_Your objective:_
Repeat the data word for word. Do not include the pictures.

= = = =

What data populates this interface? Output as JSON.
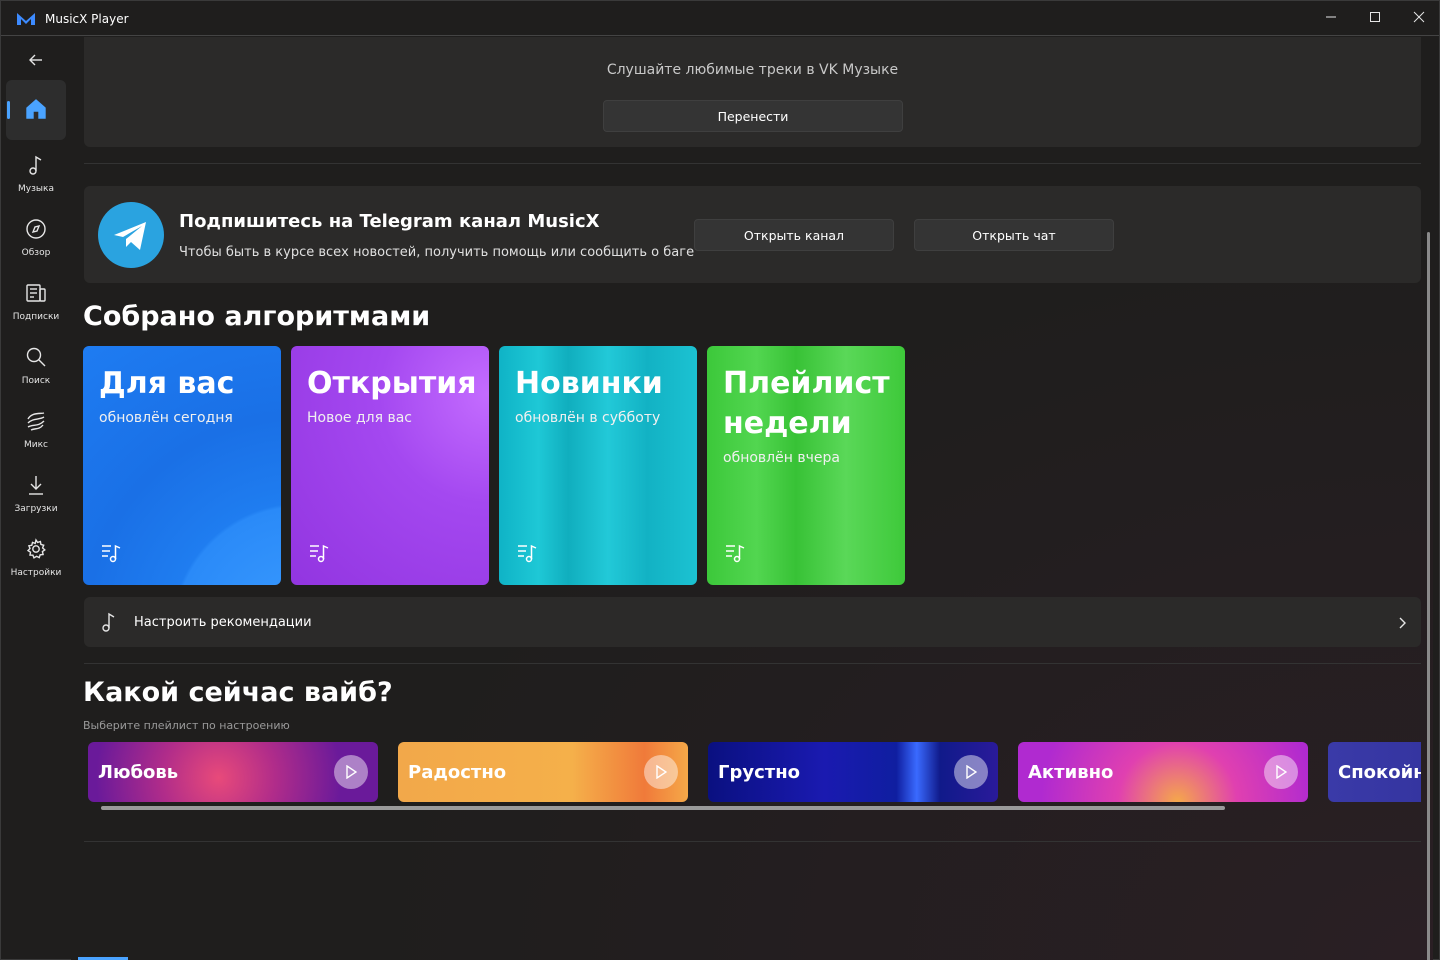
{
  "window": {
    "title": "MusicX Player"
  },
  "sidebar": {
    "items": [
      {
        "id": "home",
        "label": "",
        "icon": "home-icon",
        "active": true
      },
      {
        "id": "music",
        "label": "Музыка",
        "icon": "music-note-icon"
      },
      {
        "id": "overview",
        "label": "Обзор",
        "icon": "compass-icon"
      },
      {
        "id": "subscriptions",
        "label": "Подписки",
        "icon": "news-icon"
      },
      {
        "id": "search",
        "label": "Поиск",
        "icon": "search-icon"
      },
      {
        "id": "mix",
        "label": "Микс",
        "icon": "mix-icon"
      },
      {
        "id": "downloads",
        "label": "Загрузки",
        "icon": "download-icon"
      },
      {
        "id": "settings",
        "label": "Настройки",
        "icon": "gear-icon"
      }
    ]
  },
  "vk_transfer": {
    "subtitle": "Слушайте любимые треки в VK Музыке",
    "button": "Перенести"
  },
  "telegram": {
    "title": "Подпишитесь на Telegram канал MusicX",
    "description": "Чтобы быть в курсе всех новостей, получить помощь или сообщить о баге",
    "open_channel": "Открыть канал",
    "open_chat": "Открыть чат"
  },
  "algorithms": {
    "title": "Собрано алгоритмами",
    "cards": [
      {
        "title": "Для вас",
        "subtitle": "обновлён сегодня",
        "color": "#1f7df0"
      },
      {
        "title": "Открытия",
        "subtitle": "Новое для вас",
        "color": "#9b3ee8"
      },
      {
        "title": "Новинки",
        "subtitle": "обновлён в субботу",
        "color": "#12b5c8"
      },
      {
        "title": "Плейлист недели",
        "subtitle": "обновлён вчера",
        "color": "#3ec93a"
      }
    ],
    "configure": "Настроить рекомендации"
  },
  "vibe": {
    "title": "Какой сейчас вайб?",
    "subtitle": "Выберите плейлист по настроению",
    "moods": [
      {
        "label": "Любовь"
      },
      {
        "label": "Радостно"
      },
      {
        "label": "Грустно"
      },
      {
        "label": "Активно"
      },
      {
        "label": "Спокойно"
      }
    ]
  },
  "colors": {
    "accent": "#4aa3ff",
    "background": "#1f1e1d",
    "panel": "#2b2a29",
    "telegram": "#2aa3e0"
  }
}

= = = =

_Problem solution:_
What data populates this interface? Output as JSON.
{
  "window": {
    "title": "MusicX Player"
  },
  "sidebar": {
    "items": [
      {
        "id": "home",
        "label": "",
        "icon": "home-icon",
        "active": true
      },
      {
        "id": "music",
        "label": "Музыка",
        "icon": "music-note-icon"
      },
      {
        "id": "overview",
        "label": "Обзор",
        "icon": "compass-icon"
      },
      {
        "id": "subscriptions",
        "label": "Подписки",
        "icon": "news-icon"
      },
      {
        "id": "search",
        "label": "Поиск",
        "icon": "search-icon"
      },
      {
        "id": "mix",
        "label": "Микс",
        "icon": "mix-icon"
      },
      {
        "id": "downloads",
        "label": "Загрузки",
        "icon": "download-icon"
      },
      {
        "id": "settings",
        "label": "Настройки",
        "icon": "gear-icon"
      }
    ]
  },
  "vk_transfer": {
    "subtitle": "Слушайте любимые треки в VK Музыке",
    "button": "Перенести"
  },
  "telegram": {
    "title": "Подпишитесь на Telegram канал MusicX",
    "description": "Чтобы быть в курсе всех новостей, получить помощь или сообщить о баге",
    "open_channel": "Открыть канал",
    "open_chat": "Открыть чат"
  },
  "algorithms": {
    "title": "Собрано алгоритмами",
    "cards": [
      {
        "title": "Для вас",
        "subtitle": "обновлён сегодня",
        "color": "#1f7df0"
      },
      {
        "title": "Открытия",
        "subtitle": "Новое для вас",
        "color": "#9b3ee8"
      },
      {
        "title": "Новинки",
        "subtitle": "обновлён в субботу",
        "color": "#12b5c8"
      },
      {
        "title": "Плейлист недели",
        "subtitle": "обновлён вчера",
        "color": "#3ec93a"
      }
    ],
    "configure": "Настроить рекомендации"
  },
  "vibe": {
    "title": "Какой сейчас вайб?",
    "subtitle": "Выберите плейлист по настроению",
    "moods": [
      {
        "label": "Любовь"
      },
      {
        "label": "Радостно"
      },
      {
        "label": "Грустно"
      },
      {
        "label": "Активно"
      },
      {
        "label": "Спокойно"
      }
    ]
  },
  "colors": {
    "accent": "#4aa3ff",
    "background": "#1f1e1d",
    "panel": "#2b2a29",
    "telegram": "#2aa3e0"
  }
}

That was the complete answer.